§ **How to complete this task**
Within the data below, copy each line where the string "Analysis" is found.

§ **Data extract**
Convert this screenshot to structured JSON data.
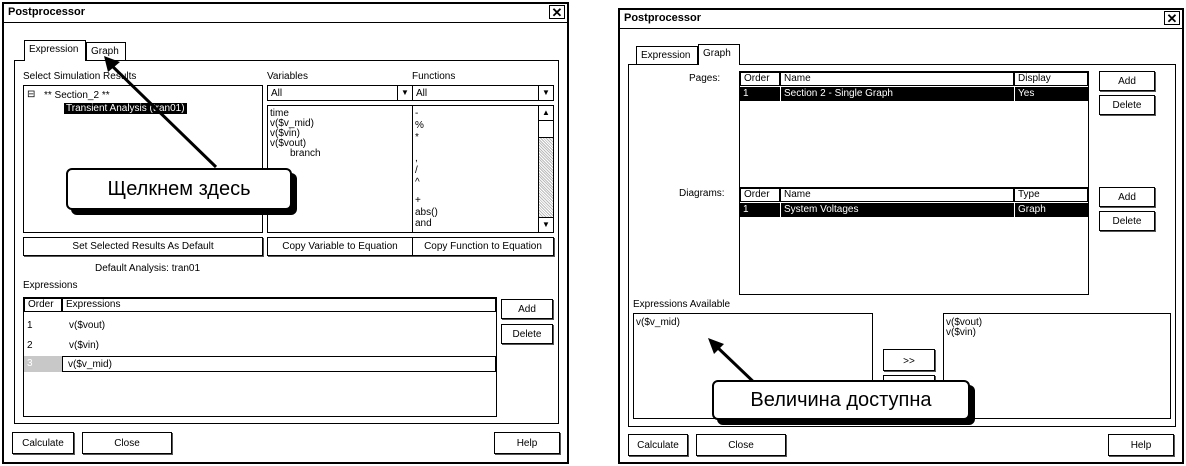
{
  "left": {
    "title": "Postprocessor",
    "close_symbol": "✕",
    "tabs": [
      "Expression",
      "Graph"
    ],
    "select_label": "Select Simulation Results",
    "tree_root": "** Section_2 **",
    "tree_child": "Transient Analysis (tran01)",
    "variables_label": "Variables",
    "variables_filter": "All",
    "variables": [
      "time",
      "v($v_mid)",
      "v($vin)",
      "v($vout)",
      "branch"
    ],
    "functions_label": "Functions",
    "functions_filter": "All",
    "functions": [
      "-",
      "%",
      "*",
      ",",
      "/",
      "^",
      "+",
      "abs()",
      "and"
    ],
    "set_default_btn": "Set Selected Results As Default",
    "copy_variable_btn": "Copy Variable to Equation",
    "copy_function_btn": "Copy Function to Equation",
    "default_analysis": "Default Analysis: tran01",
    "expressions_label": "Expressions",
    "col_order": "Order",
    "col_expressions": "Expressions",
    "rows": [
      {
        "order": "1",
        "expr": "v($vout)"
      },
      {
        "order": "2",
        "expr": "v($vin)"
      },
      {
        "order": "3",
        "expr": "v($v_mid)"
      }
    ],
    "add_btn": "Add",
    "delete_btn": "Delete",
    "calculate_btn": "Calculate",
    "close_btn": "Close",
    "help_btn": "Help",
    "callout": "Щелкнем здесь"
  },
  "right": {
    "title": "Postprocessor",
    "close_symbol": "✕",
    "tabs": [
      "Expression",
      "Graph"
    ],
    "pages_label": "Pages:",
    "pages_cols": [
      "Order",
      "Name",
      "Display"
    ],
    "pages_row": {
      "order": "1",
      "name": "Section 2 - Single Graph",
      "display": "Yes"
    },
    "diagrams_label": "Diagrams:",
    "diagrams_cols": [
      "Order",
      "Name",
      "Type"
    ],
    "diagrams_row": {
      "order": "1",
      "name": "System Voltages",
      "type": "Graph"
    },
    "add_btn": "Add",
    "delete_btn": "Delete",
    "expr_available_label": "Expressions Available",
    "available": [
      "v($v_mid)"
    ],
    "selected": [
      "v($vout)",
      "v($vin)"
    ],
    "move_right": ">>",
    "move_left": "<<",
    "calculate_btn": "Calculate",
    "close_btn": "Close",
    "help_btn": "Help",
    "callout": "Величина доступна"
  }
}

§ **Answer space**
    "tree_child": "Transient Analysis (tran01)",
    "default_analysis": "Default Analysis: tran01",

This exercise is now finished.